by Marzia De Giuli
ROME, March 13 (Xinhua) -- Italian Prime Minister Matteo Renzi's disclosure of planned reforms has triggered mixed reactions among observers who hailed his serious attempt to push the economy but also wondered about how feasible the ambitious agenda will be.
Renzi on Wednesday unveiled tax reductions worth 10 billion euros (13.8 billion U.S. dollars) on low earners and 2.4 billion euros on businesses, as well as simplified labor market rules and investments in public schools. On Thursday, he said his government will repay all debts to private companies within Sept. 21, and also will cut 500 million euros from the salaries of public managers.
The 39-year-old leader of the center-left Democratic Party (PD) has especially pledged to do in a few months what his predecessors have failed to do in years: simplify the Italian political system starting from abolition of the Senate's lawmaking power and considerable cuts of public expenditure.
Many in Italy praised Renzi's commitment to citizens and described his energy-beaming press conference at Palazzo Chigi, the seat of the Italian government, as the product of political regeneration. Labor unions leaders said they were satisfied with the tax cuts.
Economists, however, underlined the lack of incisive moves to foster growth of the recession-plagued economy. Furthermore, most of the presented measures still have to be developed, while fiscal cuts on businesses will be funded by higher taxes on financial yield-generated revenues in a country whose fundamentals are largely based on wealth of families.
Renzi's challenge to invert the trend of low growth was going in the right direction, Francesco Daveri, a professor of economics at the University of Parma, told Xinhua. What remained to be clarified, however, was the foremost part, namely the covering to fund the measures, which can only be precisely calculated at the end of the year, he said.
"As far as we know, the spending review will not produce this year the estimated savings of 7 billion euros," Daveri said. Commissioner for public spending reform in Italy Carlo Cottarelli has estimated savings at 3 billion euros for the current year, a forecast that Renzi saw as prudent.
According to Daveri, Italy would pay lower passive interests on public debt in 2014. The professor estimated potential 4 billion euros of lower interests. On Thursday, the interest rate on three-year Italian bonds dropped to an all-time low at auction.
"Three important elements emerged from Renzi's first press conference: revolutionary communication, clear political choices and uncertainty on the resources," Daniele Bellasio, a social media editor at financial newspaper Il Sole 24 Ore, pointed out.
"For the first time, an Italian prime minister was showing slides with titles, using slogans and rapid manners, standing alone in front of journalists. His press conference in fact was a direct dialogue with Italians," Bellasio told Xinhua.
Though in the background relative to what Bellasio defined the "political strength" of Renzi's agenda, the uncertainty on multiple resources posed some concerns about real feasibility of the much-needed reforms, he said.

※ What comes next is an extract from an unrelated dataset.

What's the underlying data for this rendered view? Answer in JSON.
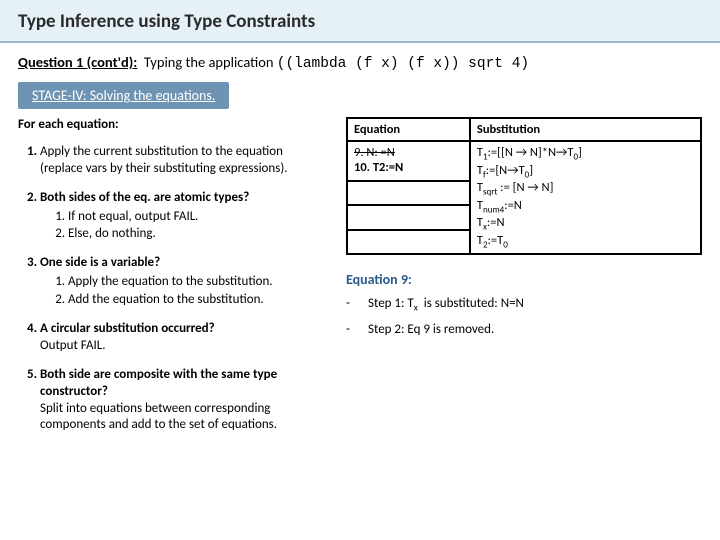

The possible use of the margin that separates the deficit of 2.6 percent of gross domestic product (GDP) forecast by the European Commission (EC) for the present year from the 3 percent limit, for example, was a "very risky" solution proposed by Renzi, Bellasio said. "The frame was sustainable, but the painting was still missing," he highlighted.
Renzi on Thursday assured the European Union (EU) that his government will respect budget commitments after, earlier in the day, the EC welcomed his agenda but the European Central Bank (ECB) remarked that Italy had not made "tangible progress" on hitting the budget-deficit target.
Renzi also added that the EU should not only be an inspector of fiscal discipline. "We have to make it possible for Europe to be a Europe of peoples and citizens, and of hopes, not just of limitations," he stressed while speaking in the lower house. (1 euro = 1.38 U.S. dollars)